Human capital: Dr. Timnit Gebru says Google's memo is "dehumanizing".

0
18

Welcome back to Human Capital where I break down the latest developments in diversity, equity and inclusion, and working in technology. This week, Twitter released its latest diversity report and Tesla released its first. In the meantime, Google CEO Sundar Pichai apologized for Dr. Timnit Gebru, a prominent researcher in the ethics of artificial intelligence.

Register here to receive it as a weekly newsletter in your inbox every Friday at 1 p.m.

Google's Sundar Pichai will investigate events leading up to Dr. Timnit Gebru

Given the departure of artificial intelligence researcher Dr. Timnit Gebru, from Google last week, Google CEO Sundar Pichai sent a memo to employees, received from AxiosThe company would "investigate the circumstances that led to Dr. Gebru & # 39; s departure and where we could have improved and had a more respectful process".

In Pichai's memo, he said the company "must take responsibility for a prominent black female executive with immense talent who left Google unhappy". He also noted that it had a "ripple effect" from underrepresented communities on Google.

In response, Gebru said on Twitter that she had not seen any accountability plans. Instead, she said she saw "another gas light". In an interview with Venture Beat, Gebru said Pichai's memo was "dehumanizing" and made her "sound like an angry black woman".

They paint me as this angry black woman because they take you to this terrible workplace and when you talk about it you become a problem and then they start talking about de-escalation strategies.

If you write e-mails, they will be ignored. They write documents and they are ignored. Then you discuss how it's done and then they talk about you like you're like an angry black woman who needs to be held back.

According to Project Diane, more black women and Latinas are starting startups

Since 2018, the number of black women and Latina founders has doubled from 334 startups to over 650. according to project Diane. These women have also raised more money than in 2018, but they are still raising less than the national average.

This year, the founders of Black Women and Latina raised $ 3.1 billion, up from just $ 1 billion in 2018. Still, the median starting round for black women is $ 125,000 and for Latina founders it is $ 200,000 , while the national seed capital round is $ 2.5 million.

Tesla eventually released a diversity report

Tesla has published its first diversity reportThis shows that the US company is 34% whites, 22% Hispanic, 10% black, 21% Asians, and 7% “additional groups”. These glitches aren't bad, but it's worth noting that Tesla employs many of these people in its factories notoriously problematic and have been the subject of allegations of racism and discrimination.

At the executive level, Tesla is 59% white, 25% Asian, 4% black, and 4% Spanish. Only 1% of people in management positions come from “additional groups”.
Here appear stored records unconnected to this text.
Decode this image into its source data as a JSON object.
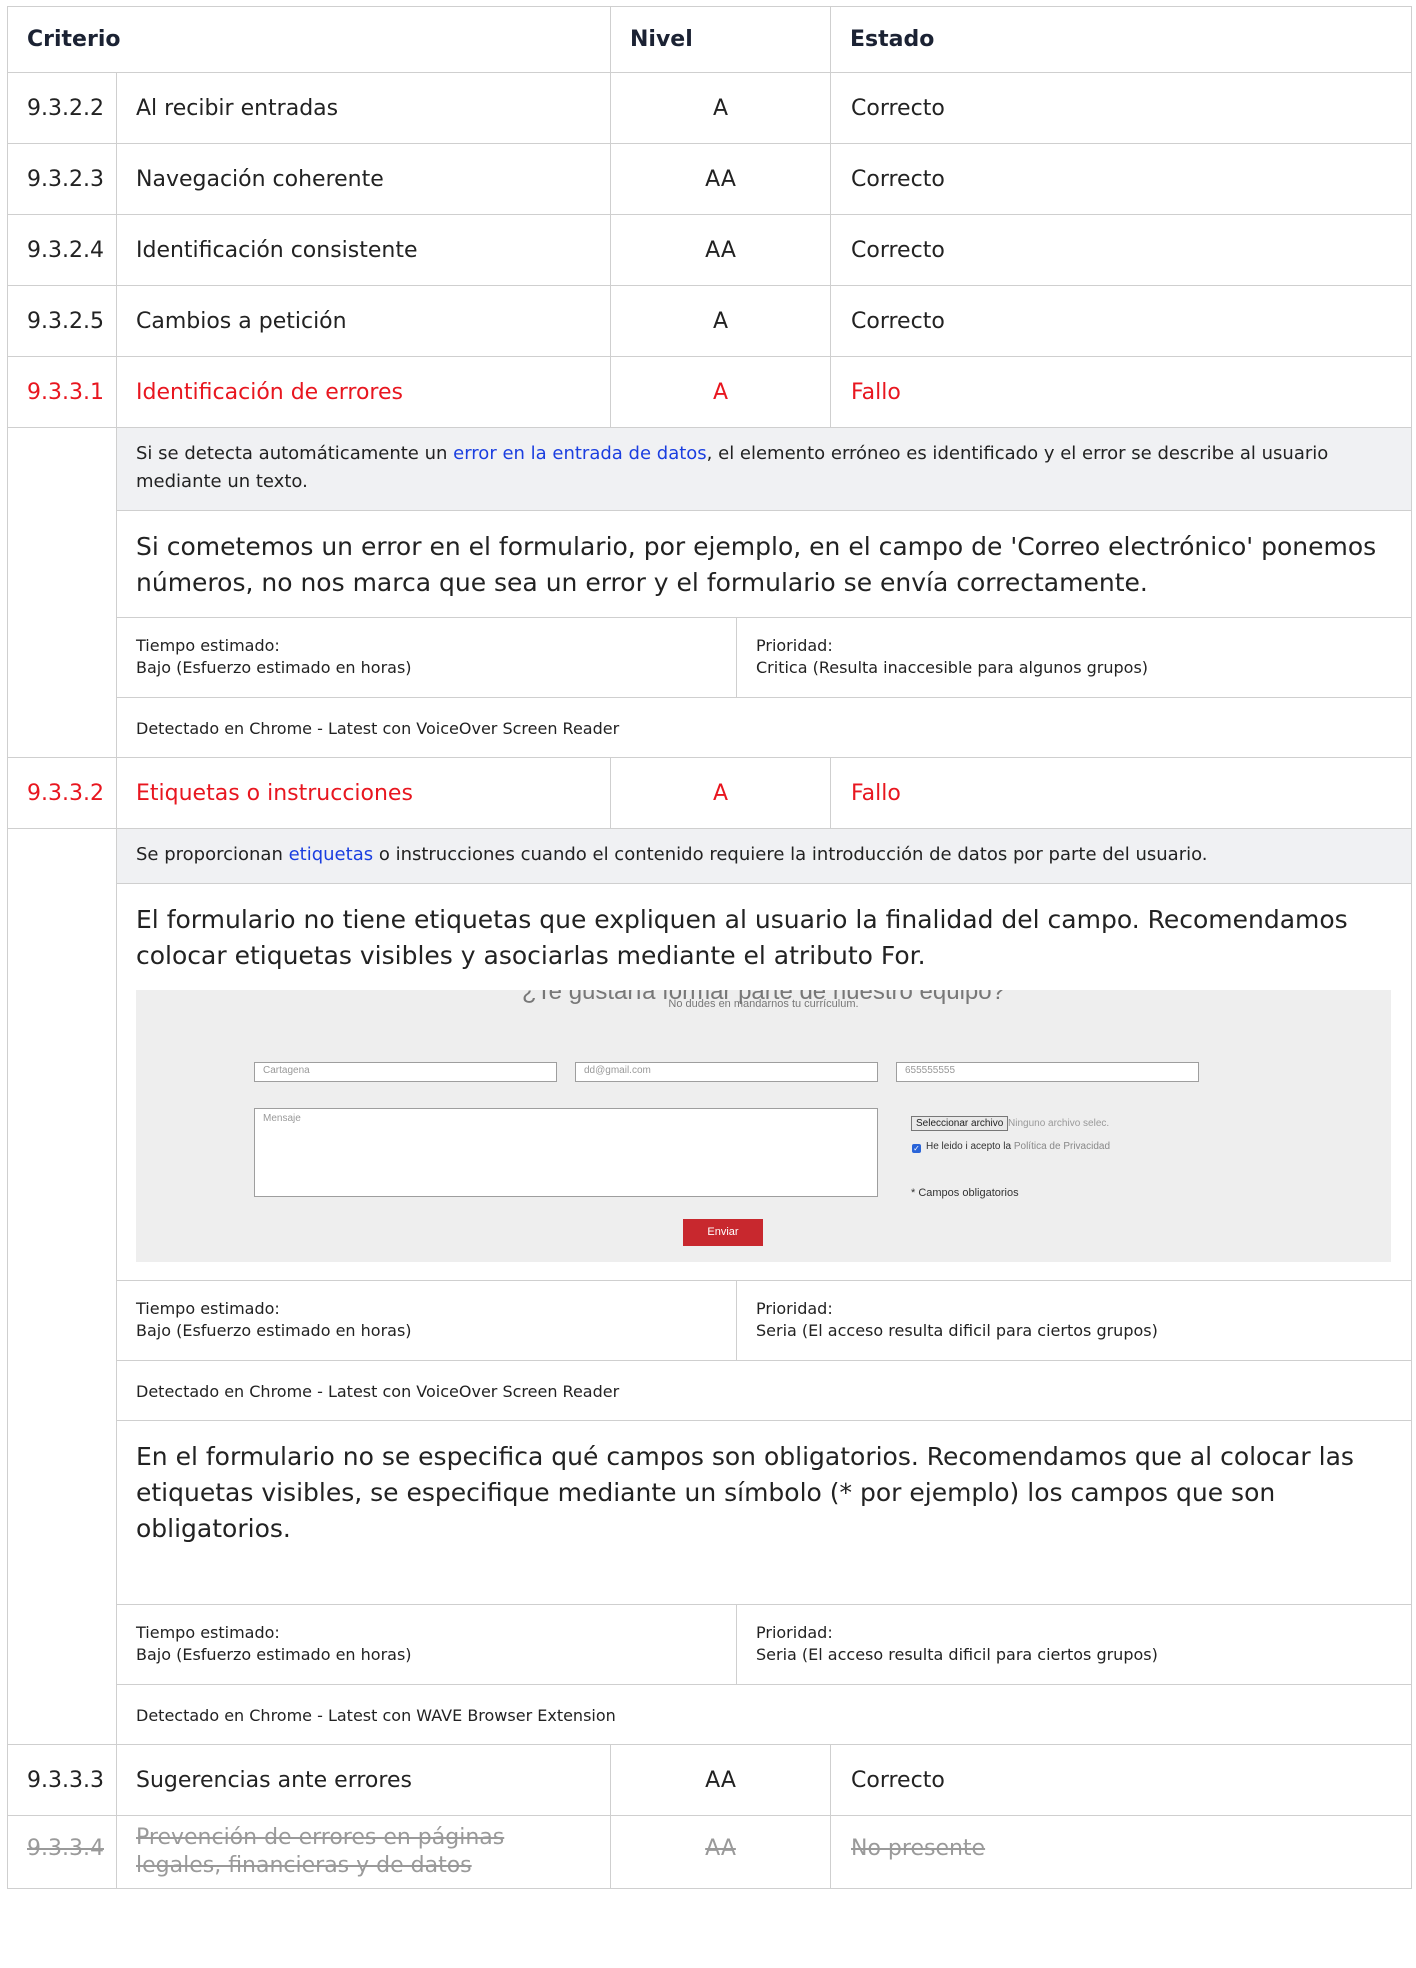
{
  "header": {
    "criterio": "Criterio",
    "nivel": "Nivel",
    "estado": "Estado"
  },
  "rows": [
    {
      "code": "9.3.2.2",
      "name": "Al recibir entradas",
      "level": "A",
      "status": "Correcto"
    },
    {
      "code": "9.3.2.3",
      "name": "Navegación coherente",
      "level": "AA",
      "status": "Correcto"
    },
    {
      "code": "9.3.2.4",
      "name": "Identificación consistente",
      "level": "AA",
      "status": "Correcto"
    },
    {
      "code": "9.3.2.5",
      "name": "Cambios a petición",
      "level": "A",
      "status": "Correcto"
    },
    {
      "code": "9.3.3.1",
      "name": "Identificación de errores",
      "level": "A",
      "status": "Fallo"
    },
    {
      "code": "9.3.3.2",
      "name": "Etiquetas o instrucciones",
      "level": "A",
      "status": "Fallo"
    },
    {
      "code": "9.3.3.3",
      "name": "Sugerencias ante errores",
      "level": "AA",
      "status": "Correcto"
    },
    {
      "code": "9.3.3.4",
      "name": "Prevención de errores en páginas legales, financieras y de datos",
      "level": "AA",
      "status": "No presente"
    }
  ],
  "detail1": {
    "desc_before": "Si se detecta automáticamente un ",
    "desc_link": "error en la entrada de datos",
    "desc_after": ", el elemento erróneo es identificado y el error se describe al usuario mediante un texto.",
    "observation": "Si cometemos un error en el formulario, por ejemplo, en el campo de 'Correo electrónico' ponemos números, no nos marca que sea un error y el formulario se envía correctamente.",
    "tiempo_label": "Tiempo estimado:",
    "tiempo_value": "Bajo (Esfuerzo estimado en horas)",
    "prioridad_label": "Prioridad:",
    "prioridad_value": "Critica (Resulta inaccesible para algunos grupos)",
    "detected": "Detectado en Chrome - Latest con VoiceOver Screen Reader"
  },
  "detail2": {
    "desc_before": "Se proporcionan ",
    "desc_link": "etiquetas",
    "desc_after": " o instrucciones cuando el contenido requiere la introducción de datos por parte del usuario.",
    "issue1": {
      "observation": "El formulario no tiene etiquetas que expliquen al usuario la finalidad del campo. Recomendamos colocar etiquetas visibles y asociarlas mediante el atributo For.",
      "screenshot": {
        "heading": "¿Te gustaría formar parte de nuestro equipo?",
        "subheading": "No dudes en mandarnos tu currículum.",
        "field_city": "Cartagena",
        "field_email": "dd@gmail.com",
        "field_phone": "655555555",
        "field_message": "Mensaje",
        "file_button": "Seleccionar archivo",
        "file_text": "Ninguno archivo selec.",
        "checkbox_text": "He leido i acepto la",
        "checkbox_link": "Política de Privacidad",
        "required_note": "* Campos obligatorios",
        "send_button": "Enviar"
      },
      "tiempo_label": "Tiempo estimado:",
      "tiempo_value": "Bajo (Esfuerzo estimado en horas)",
      "prioridad_label": "Prioridad:",
      "prioridad_value": "Seria (El acceso resulta dificil para ciertos grupos)",
      "detected": "Detectado en Chrome - Latest con VoiceOver Screen Reader"
    },
    "issue2": {
      "observation": "En el formulario no se especifica qué campos son obligatorios. Recomendamos que al colocar las etiquetas visibles, se especifique mediante un símbolo (* por ejemplo) los campos que son obligatorios.",
      "tiempo_label": "Tiempo estimado:",
      "tiempo_value": "Bajo (Esfuerzo estimado en horas)",
      "prioridad_label": "Prioridad:",
      "prioridad_value": "Seria (El acceso resulta dificil para ciertos grupos)",
      "detected": "Detectado en Chrome - Latest con WAVE Browser Extension"
    }
  },
  "colors": {
    "fail": "#e8161f",
    "link": "#1a3ee0",
    "muted": "#9a9a9a",
    "header_text": "#1b2233",
    "send_button": "#c8282e"
  }
}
Meanwhile, Tesla's gender diversity is objectively bad. Men make up 79% of the total Tesla workplace and 83% of executives in the United States.

Twitter shows a slight improvement in the latest diversity report

Twitter has released its latest quarterly diversity report This shows an increase in the representation of women, blacks, Latinx and multiracial employees across the company. In addition, the representation of women and blacks at management level increased. Despite these gains, Twitter is still 56.7% male and 41% white.

Uber wants drivers and delivery drivers to have priority access to the COVID-19 vaccine

Via CEO Dara Khosrowshahi sent a letter To all 50 governors calling for them to prioritize the vaccine as essential workers to drivers and delivery drivers. In the letter, Khosrowshahi argues that the work of drivers and deliverers has become essential. That's why Uber wants them to get the vaccine "quickly, easily, and for free," he wrote in the letter. In addition, Uber has offered to share information about the vaccine and encourage those who are eligible to vaccinate.

Apple was reportedly involved in violating China's labor laws

Three former Apple Supplier Responsibility employees recently the company said Did nothing when its suppliers violated the Temporary Employment Act in China. According to this law, no more than 10% of the employees in a factory may be contract workers. According to The Information, Apple did not take action because it was concerned about spikes in costs, consumption of resources, and product launch delays.